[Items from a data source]
══════════════════════════════

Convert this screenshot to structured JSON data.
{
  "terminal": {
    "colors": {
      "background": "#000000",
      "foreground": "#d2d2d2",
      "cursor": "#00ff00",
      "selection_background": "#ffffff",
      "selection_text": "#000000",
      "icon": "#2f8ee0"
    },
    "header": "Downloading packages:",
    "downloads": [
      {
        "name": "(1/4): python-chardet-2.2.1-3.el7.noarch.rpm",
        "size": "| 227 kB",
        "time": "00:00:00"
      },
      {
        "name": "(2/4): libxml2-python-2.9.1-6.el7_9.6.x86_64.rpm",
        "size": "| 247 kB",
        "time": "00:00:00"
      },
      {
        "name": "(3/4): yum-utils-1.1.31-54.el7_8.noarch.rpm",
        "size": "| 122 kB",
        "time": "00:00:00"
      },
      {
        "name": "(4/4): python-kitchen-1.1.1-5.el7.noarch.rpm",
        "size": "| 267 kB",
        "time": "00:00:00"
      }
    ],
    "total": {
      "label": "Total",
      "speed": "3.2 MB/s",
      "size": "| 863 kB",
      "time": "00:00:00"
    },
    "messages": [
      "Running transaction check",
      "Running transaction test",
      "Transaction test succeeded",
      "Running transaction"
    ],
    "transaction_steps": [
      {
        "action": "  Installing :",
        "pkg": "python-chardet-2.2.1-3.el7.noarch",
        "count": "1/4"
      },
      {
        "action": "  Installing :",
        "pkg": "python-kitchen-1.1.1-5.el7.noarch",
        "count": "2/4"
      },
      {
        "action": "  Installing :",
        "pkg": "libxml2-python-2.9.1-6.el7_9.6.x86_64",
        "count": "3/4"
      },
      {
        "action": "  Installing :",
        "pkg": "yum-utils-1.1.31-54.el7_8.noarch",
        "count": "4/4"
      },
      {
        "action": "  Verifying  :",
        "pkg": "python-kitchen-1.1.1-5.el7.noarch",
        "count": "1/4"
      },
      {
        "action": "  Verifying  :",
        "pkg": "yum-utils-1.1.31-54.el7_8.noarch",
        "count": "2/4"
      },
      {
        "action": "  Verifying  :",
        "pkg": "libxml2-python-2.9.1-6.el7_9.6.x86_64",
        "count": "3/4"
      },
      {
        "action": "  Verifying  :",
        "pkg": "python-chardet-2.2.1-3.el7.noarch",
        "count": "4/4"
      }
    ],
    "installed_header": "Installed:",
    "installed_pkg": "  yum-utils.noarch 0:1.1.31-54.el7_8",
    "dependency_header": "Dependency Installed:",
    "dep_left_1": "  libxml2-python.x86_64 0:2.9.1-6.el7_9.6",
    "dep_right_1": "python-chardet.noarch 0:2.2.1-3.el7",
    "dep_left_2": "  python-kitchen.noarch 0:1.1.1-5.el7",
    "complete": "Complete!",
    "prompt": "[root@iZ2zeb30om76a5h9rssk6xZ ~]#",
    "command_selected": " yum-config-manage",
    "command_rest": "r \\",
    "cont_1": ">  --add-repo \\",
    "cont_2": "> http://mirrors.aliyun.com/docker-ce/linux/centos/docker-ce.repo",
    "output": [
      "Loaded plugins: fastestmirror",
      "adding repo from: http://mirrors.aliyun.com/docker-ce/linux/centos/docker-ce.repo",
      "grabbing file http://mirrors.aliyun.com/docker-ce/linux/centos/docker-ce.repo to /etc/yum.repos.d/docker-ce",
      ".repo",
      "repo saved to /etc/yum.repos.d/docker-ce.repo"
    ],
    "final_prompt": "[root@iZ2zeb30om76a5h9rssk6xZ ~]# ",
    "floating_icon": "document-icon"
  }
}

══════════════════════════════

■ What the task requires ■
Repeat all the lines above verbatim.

■ Answer for the task ■
Convert this screenshot to structured JSON data.
{
  "terminal": {
    "colors": {
      "background": "#000000",
      "foreground": "#d2d2d2",
      "cursor": "#00ff00",
      "selection_background": "#ffffff",
      "selection_text": "#000000",
      "icon": "#2f8ee0"
    },
    "header": "Downloading packages:",
    "downloads": [
      {
        "name": "(1/4): python-chardet-2.2.1-3.el7.noarch.rpm",
        "size": "| 227 kB",
        "time": "00:00:00"
      },
      {
        "name": "(2/4): libxml2-python-2.9.1-6.el7_9.6.x86_64.rpm",
        "size": "| 247 kB",
        "time": "00:00:00"
      },
      {
        "name": "(3/4): yum-utils-1.1.31-54.el7_8.noarch.rpm",
        "size": "| 122 kB",
        "time": "00:00:00"
      },
      {
        "name": "(4/4): python-kitchen-1.1.1-5.el7.noarch.rpm",
        "size": "| 267 kB",
        "time": "00:00:00"
      }
    ],
    "total": {
      "label": "Total",
      "speed": "3.2 MB/s",
      "size": "| 863 kB",
      "time": "00:00:00"
    },
    "messages": [
      "Running transaction check",
      "Running transaction test",
      "Transaction test succeeded",
      "Running transaction"
    ],
    "transaction_steps": [
      {
        "action": "  Installing :",
        "pkg": "python-chardet-2.2.1-3.el7.noarch",
        "count": "1/4"
      },
      {
        "action": "  Installing :",
        "pkg": "python-kitchen-1.1.1-5.el7.noarch",
        "count": "2/4"
      },
      {
        "action": "  Installing :",
        "pkg": "libxml2-python-2.9.1-6.el7_9.6.x86_64",
        "count": "3/4"
      },
      {
        "action": "  Installing :",
        "pkg": "yum-utils-1.1.31-54.el7_8.noarch",
        "count": "4/4"
      },
      {
        "action": "  Verifying  :",
        "pkg": "python-kitchen-1.1.1-5.el7.noarch",
        "count": "1/4"
      },
      {
        "action": "  Verifying  :",
        "pkg": "yum-utils-1.1.31-54.el7_8.noarch",
        "count": "2/4"
      },
      {
        "action": "  Verifying  :",
        "pkg": "libxml2-python-2.9.1-6.el7_9.6.x86_64",
        "count": "3/4"
      },
      {
        "action": "  Verifying  :",
        "pkg": "python-chardet-2.2.1-3.el7.noarch",
        "count": "4/4"
      }
    ],
    "installed_header": "Installed:",
    "installed_pkg": "  yum-utils.noarch 0:1.1.31-54.el7_8",
    "dependency_header": "Dependency Installed:",
    "dep_left_1": "  libxml2-python.x86_64 0:2.9.1-6.el7_9.6",
    "dep_right_1": "python-chardet.noarch 0:2.2.1-3.el7",
    "dep_left_2": "  python-kitchen.noarch 0:1.1.1-5.el7",
    "complete": "Complete!",
    "prompt": "[root@iZ2zeb30om76a5h9rssk6xZ ~]#",
    "command_selected": " yum-config-manage",
    "command_rest": "r \\",
    "cont_1": ">  --add-repo \\",
    "cont_2": "> http://mirrors.aliyun.com/docker-ce/linux/centos/docker-ce.repo",
    "output": [
      "Loaded plugins: fastestmirror",
      "adding repo from: http://mirrors.aliyun.com/docker-ce/linux/centos/docker-ce.repo",
      "grabbing file http://mirrors.aliyun.com/docker-ce/linux/centos/docker-ce.repo to /etc/yum.repos.d/docker-ce",
      ".repo",
      "repo saved to /etc/yum.repos.d/docker-ce.repo"
    ],
    "final_prompt": "[root@iZ2zeb30om76a5h9rssk6xZ ~]# ",
    "floating_icon": "document-icon"
  }
}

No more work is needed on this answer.